Top of Raw data
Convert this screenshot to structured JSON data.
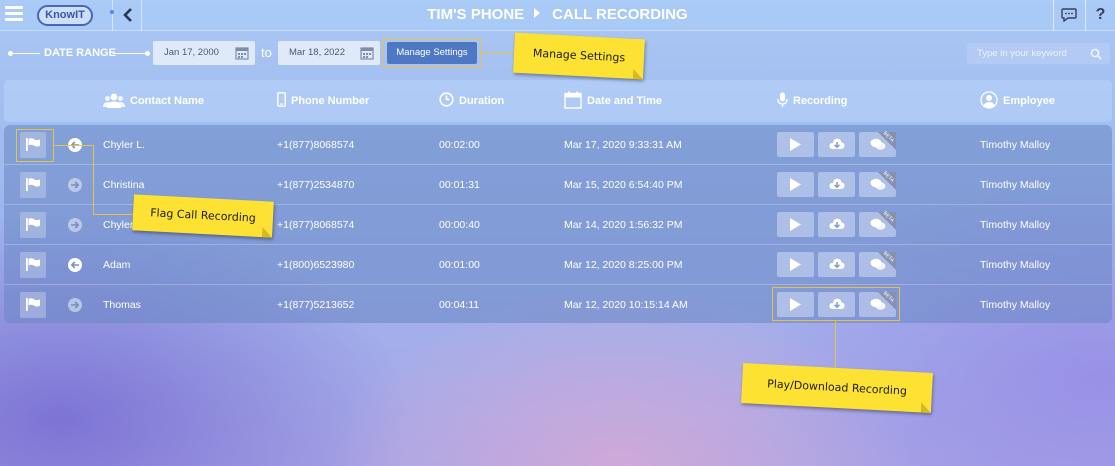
{
  "app": {
    "logo_text": "KnowIT"
  },
  "header": {
    "device": "TIM'S PHONE",
    "page": "CALL RECORDING",
    "help_label": "?"
  },
  "filters": {
    "range_label": "DATE RANGE",
    "from_date": "Jan 17, 2000",
    "to_label": "to",
    "to_date": "Mar 18, 2022",
    "manage_label": "Manage Settings",
    "search_placeholder": "Type in your keyword"
  },
  "columns": {
    "contact": "Contact Name",
    "phone": "Phone Number",
    "duration": "Duration",
    "datetime": "Date and Time",
    "recording": "Recording",
    "employee": "Employee"
  },
  "rows": [
    {
      "contact": "Chyler L.",
      "phone": "+1(877)8068574",
      "duration": "00:02:00",
      "datetime": "Mar 17, 2020 9:33:31 AM",
      "employee": "Timothy Malloy",
      "direction": "incoming"
    },
    {
      "contact": "Christina",
      "phone": "+1(877)2534870",
      "duration": "00:01:31",
      "datetime": "Mar 15, 2020 6:54:40 PM",
      "employee": "Timothy Malloy",
      "direction": "outgoing"
    },
    {
      "contact": "Chyler L.",
      "phone": "+1(877)8068574",
      "duration": "00:00:40",
      "datetime": "Mar 14, 2020 1:56:32 PM",
      "employee": "Timothy Malloy",
      "direction": "outgoing"
    },
    {
      "contact": "Adam",
      "phone": "+1(800)6523980",
      "duration": "00:01:00",
      "datetime": "Mar 12, 2020 8:25:00 PM",
      "employee": "Timothy Malloy",
      "direction": "incoming"
    },
    {
      "contact": "Thomas",
      "phone": "+1(877)5213652",
      "duration": "00:04:11",
      "datetime": "Mar 12, 2020 10:15:14 AM",
      "employee": "Timothy Malloy",
      "direction": "outgoing"
    }
  ],
  "beta_label": "BETA",
  "annotations": {
    "manage": "Manage Settings",
    "flag": "Flag Call Recording",
    "play": "Play/Download Recording"
  },
  "colors": {
    "accent": "#4f78c4",
    "note": "#fde233",
    "outline": "#e7c24a"
  }
}
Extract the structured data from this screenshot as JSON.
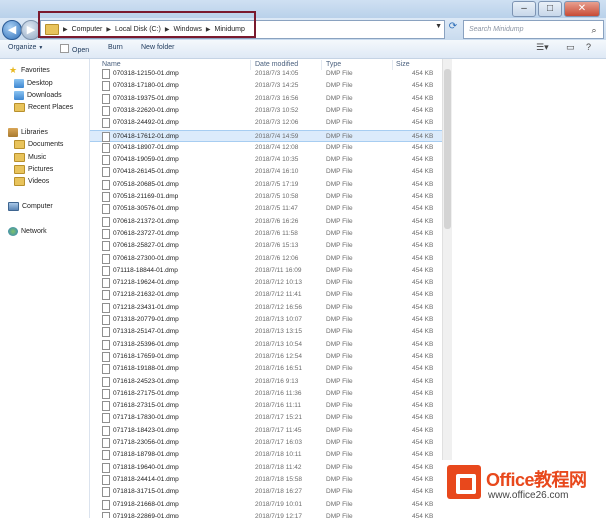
{
  "address": {
    "crumbs": [
      "Computer",
      "Local Disk (C:)",
      "Windows",
      "Minidump"
    ]
  },
  "search": {
    "placeholder": "Search Minidump"
  },
  "toolbar": {
    "organize": "Organize",
    "open": "Open",
    "burn": "Burn",
    "new_folder": "New folder"
  },
  "nav": {
    "favorites": "Favorites",
    "desktop": "Desktop",
    "downloads": "Downloads",
    "recent": "Recent Places",
    "libraries": "Libraries",
    "documents": "Documents",
    "music": "Music",
    "pictures": "Pictures",
    "videos": "Videos",
    "computer": "Computer",
    "network": "Network"
  },
  "columns": {
    "name": "Name",
    "date": "Date modified",
    "type": "Type",
    "size": "Size"
  },
  "files": [
    {
      "name": "070318-12150-01.dmp",
      "date": "2018/7/3 14:05",
      "type": "DMP File",
      "size": "454 KB"
    },
    {
      "name": "070318-17180-01.dmp",
      "date": "2018/7/3 14:25",
      "type": "DMP File",
      "size": "454 KB"
    },
    {
      "name": "070318-19375-01.dmp",
      "date": "2018/7/3 16:56",
      "type": "DMP File",
      "size": "454 KB"
    },
    {
      "name": "070318-22620-01.dmp",
      "date": "2018/7/3 10:52",
      "type": "DMP File",
      "size": "454 KB"
    },
    {
      "name": "070318-24492-01.dmp",
      "date": "2018/7/3 12:06",
      "type": "DMP File",
      "size": "454 KB"
    },
    {
      "name": "070418-17612-01.dmp",
      "date": "2018/7/4 14:59",
      "type": "DMP File",
      "size": "454 KB",
      "selected": true
    },
    {
      "name": "070418-18907-01.dmp",
      "date": "2018/7/4 12:08",
      "type": "DMP File",
      "size": "454 KB"
    },
    {
      "name": "070418-19059-01.dmp",
      "date": "2018/7/4 10:35",
      "type": "DMP File",
      "size": "454 KB"
    },
    {
      "name": "070418-26145-01.dmp",
      "date": "2018/7/4 16:10",
      "type": "DMP File",
      "size": "454 KB"
    },
    {
      "name": "070518-20685-01.dmp",
      "date": "2018/7/5 17:19",
      "type": "DMP File",
      "size": "454 KB"
    },
    {
      "name": "070518-21169-01.dmp",
      "date": "2018/7/5 10:58",
      "type": "DMP File",
      "size": "454 KB"
    },
    {
      "name": "070518-30576-01.dmp",
      "date": "2018/7/5 11:47",
      "type": "DMP File",
      "size": "454 KB"
    },
    {
      "name": "070618-21372-01.dmp",
      "date": "2018/7/6 16:26",
      "type": "DMP File",
      "size": "454 KB"
    },
    {
      "name": "070618-23727-01.dmp",
      "date": "2018/7/6 11:58",
      "type": "DMP File",
      "size": "454 KB"
    },
    {
      "name": "070618-25827-01.dmp",
      "date": "2018/7/6 15:13",
      "type": "DMP File",
      "size": "454 KB"
    },
    {
      "name": "070618-27300-01.dmp",
      "date": "2018/7/6 12:06",
      "type": "DMP File",
      "size": "454 KB"
    },
    {
      "name": "071118-18844-01.dmp",
      "date": "2018/7/11 16:09",
      "type": "DMP File",
      "size": "454 KB"
    },
    {
      "name": "071218-19624-01.dmp",
      "date": "2018/7/12 10:13",
      "type": "DMP File",
      "size": "454 KB"
    },
    {
      "name": "071218-21632-01.dmp",
      "date": "2018/7/12 11:41",
      "type": "DMP File",
      "size": "454 KB"
    },
    {
      "name": "071218-23431-01.dmp",
      "date": "2018/7/12 16:56",
      "type": "DMP File",
      "size": "454 KB"
    },
    {
      "name": "071318-20779-01.dmp",
      "date": "2018/7/13 10:07",
      "type": "DMP File",
      "size": "454 KB"
    },
    {
      "name": "071318-25147-01.dmp",
      "date": "2018/7/13 13:15",
      "type": "DMP File",
      "size": "454 KB"
    },
    {
      "name": "071318-25396-01.dmp",
      "date": "2018/7/13 10:54",
      "type": "DMP File",
      "size": "454 KB"
    },
    {
      "name": "071618-17659-01.dmp",
      "date": "2018/7/16 12:54",
      "type": "DMP File",
      "size": "454 KB"
    },
    {
      "name": "071618-19188-01.dmp",
      "date": "2018/7/16 16:51",
      "type": "DMP File",
      "size": "454 KB"
    },
    {
      "name": "071618-24523-01.dmp",
      "date": "2018/7/16 9:13",
      "type": "DMP File",
      "size": "454 KB"
    },
    {
      "name": "071618-27175-01.dmp",
      "date": "2018/7/16 11:36",
      "type": "DMP File",
      "size": "454 KB"
    },
    {
      "name": "071618-27315-01.dmp",
      "date": "2018/7/16 11:11",
      "type": "DMP File",
      "size": "454 KB"
    },
    {
      "name": "071718-17830-01.dmp",
      "date": "2018/7/17 15:21",
      "type": "DMP File",
      "size": "454 KB"
    },
    {
      "name": "071718-18423-01.dmp",
      "date": "2018/7/17 11:45",
      "type": "DMP File",
      "size": "454 KB"
    },
    {
      "name": "071718-23056-01.dmp",
      "date": "2018/7/17 16:03",
      "type": "DMP File",
      "size": "454 KB"
    },
    {
      "name": "071818-18798-01.dmp",
      "date": "2018/7/18 10:11",
      "type": "DMP File",
      "size": "454 KB"
    },
    {
      "name": "071818-19640-01.dmp",
      "date": "2018/7/18 11:42",
      "type": "DMP File",
      "size": "454 KB"
    },
    {
      "name": "071818-24414-01.dmp",
      "date": "2018/7/18 15:58",
      "type": "DMP File",
      "size": "454 KB"
    },
    {
      "name": "071818-31715-01.dmp",
      "date": "2018/7/18 16:27",
      "type": "DMP File",
      "size": "454 KB"
    },
    {
      "name": "071918-21668-01.dmp",
      "date": "2018/7/19 10:01",
      "type": "DMP File",
      "size": "454 KB"
    },
    {
      "name": "071918-22869-01.dmp",
      "date": "2018/7/19 12:17",
      "type": "DMP File",
      "size": "454 KB"
    }
  ],
  "watermark": {
    "title": "Office教程网",
    "url": "www.office26.com"
  }
}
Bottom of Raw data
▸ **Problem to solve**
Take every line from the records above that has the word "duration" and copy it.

▸ **Answer space**
    "duration": "Duration",
      "duration": "00:02:00",
      "duration": "00:01:31",
      "duration": "00:00:40",
      "duration": "00:01:00",
      "duration": "00:04:11",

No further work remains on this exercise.